**Problem statement**: Where does "illustration" appear in the data? Return each line that holds it.

[Exercise input — start]

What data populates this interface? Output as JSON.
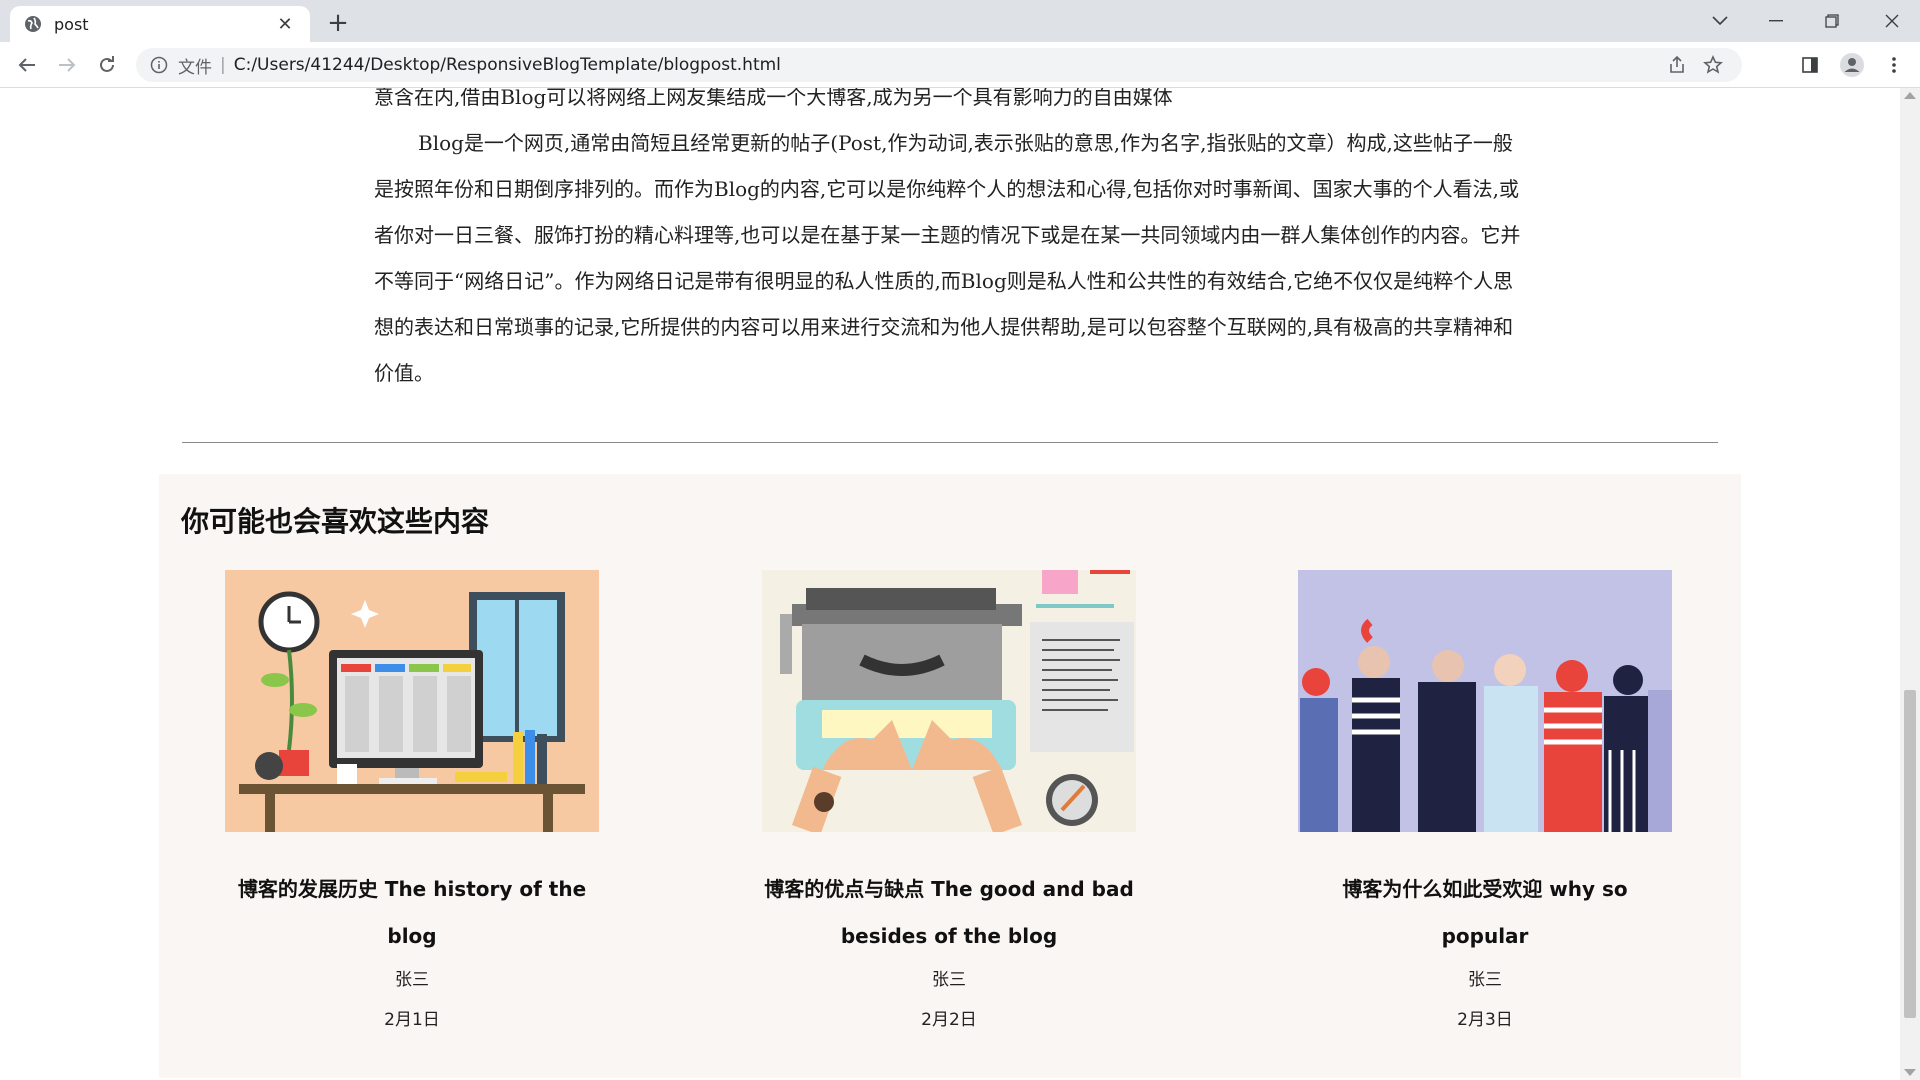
{
  "browser": {
    "tab_title": "post",
    "new_tab": "+",
    "scheme_label": "文件",
    "separator": "|",
    "url": "C:/Users/41244/Desktop/ResponsiveBlogTemplate/blogpost.html"
  },
  "article": {
    "line_top": "意含在内,借由Blog可以将网络上网友集结成一个大博客,成为另一个具有影响力的自由媒体",
    "paragraph": "Blog是一个网页,通常由简短且经常更新的帖子(Post,作为动词,表示张贴的意思,作为名字,指张贴的文章）构成,这些帖子一般是按照年份和日期倒序排列的。而作为Blog的内容,它可以是你纯粹个人的想法和心得,包括你对时事新闻、国家大事的个人看法,或者你对一日三餐、服饰打扮的精心料理等,也可以是在基于某一主题的情况下或是在某一共同领域内由一群人集体创作的内容。它并不等同于“网络日记”。作为网络日记是带有很明显的私人性质的,而Blog则是私人性和公共性的有效结合,它绝不仅仅是纯粹个人思想的表达和日常琐事的记录,它所提供的内容可以用来进行交流和为他人提供帮助,是可以包容整个互联网的,具有极高的共享精神和价值。"
  },
  "related": {
    "heading": "你可能也会喜欢这些内容",
    "cards": [
      {
        "title": "博客的发展历史 The history of the blog",
        "author": "张三",
        "date": "2月1日",
        "image_icon": "desk-workspace-illustration"
      },
      {
        "title": "博客的优点与缺点 The good and bad besides of the blog",
        "author": "张三",
        "date": "2月2日",
        "image_icon": "typewriter-illustration"
      },
      {
        "title": "博客为什么如此受欢迎 why so popular",
        "author": "张三",
        "date": "2月3日",
        "image_icon": "crowd-illustration"
      }
    ]
  },
  "colors": {
    "related_bg": "#faf6f4",
    "tabbar_bg": "#dee1e6"
  }
}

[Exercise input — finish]

**Reply to the task**:
        "image_icon": "desk-workspace-illustration"
        "image_icon": "typewriter-illustration"
        "image_icon": "crowd-illustration"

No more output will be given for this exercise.